#3 Go Low (Most Of The Time)
At almost every meal of the day, you want to focus on low-GI carbs. This will keep insulin low, helping to maintain energy levels throughout the day and enhance fat-burning.
One of the most critical times to choose low-GI carbs is right before workouts. For years bodybuilders ate high-GI carbs before training, figuring that they needed fast energy. Problem was, that fast energy ended before the workout did, killing their intensity midway through. Not to mention it halted fat-burning during training. Go with 20-40 grams of low-GI carbs within 30 minutes preworkout in addition to 20 grams of protein powder such as whey.
#4 Know When To Go High
There are two times of day when high-GI carbs are the rule. The first is within minutes of waking up. You’ve just endured 6-8 hours of fasting, which causes your muscle and liver glycogen (the storage form of carbs in the body) to drop. This signals your body to tear down muscle tissue for fuel the worst possible situation for any bodybuilder. Taking in about 40 grams of fast-digesting carbs as soon as you get out of bed will boost insulin and quickly restock your glycogen levels to stop the onslaught on your muscles. Be sure to take those carbs with 40 grams of fast-digesting protein such as whey to restore muscle lost during the night. The second time to take in high-GI carbs is within 30 minutes postworkout; shoot for 40-100 grams along with 40 grams of protein powder. At this time, the high-GI carbs will spike insulin, which will drive those carbs and amino acids from the protein, as well as creatine (we really hope you take creatine), into your muscles.
These carbs are critical for restocking the muscle glycogen used during training, the amino acids will boost muscle growth and the creatine will further enhance hypertrophy. In addition, the insulin itself signals the muscles to kick-start growth processes and halt their own breakdown.
#5 Get Help From Protein
As mentioned, you’ll want to consume some protein, particularly whey, when you take your high-GI carbs. This is important not only because its amino acids are used to build muscle but because protein, especially whey, helps to further boost insulin levels.

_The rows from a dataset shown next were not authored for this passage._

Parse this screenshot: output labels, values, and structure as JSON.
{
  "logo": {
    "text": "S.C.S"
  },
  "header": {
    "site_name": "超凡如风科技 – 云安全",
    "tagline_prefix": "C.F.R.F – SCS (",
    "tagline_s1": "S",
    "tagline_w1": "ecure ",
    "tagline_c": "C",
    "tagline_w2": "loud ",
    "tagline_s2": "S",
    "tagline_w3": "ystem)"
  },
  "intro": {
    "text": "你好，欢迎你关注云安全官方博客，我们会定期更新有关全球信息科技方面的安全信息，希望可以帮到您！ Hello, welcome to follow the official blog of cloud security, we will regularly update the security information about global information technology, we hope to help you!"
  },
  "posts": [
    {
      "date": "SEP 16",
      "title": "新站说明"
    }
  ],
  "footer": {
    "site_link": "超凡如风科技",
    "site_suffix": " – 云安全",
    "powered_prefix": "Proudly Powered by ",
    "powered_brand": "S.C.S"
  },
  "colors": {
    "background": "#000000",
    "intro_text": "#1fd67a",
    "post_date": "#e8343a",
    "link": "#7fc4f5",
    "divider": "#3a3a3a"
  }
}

Research confirms that when you take high-GI carbs along with fast-digesting protein after workouts, insulin levels soar even higher than when only high-GI carbs are consumed.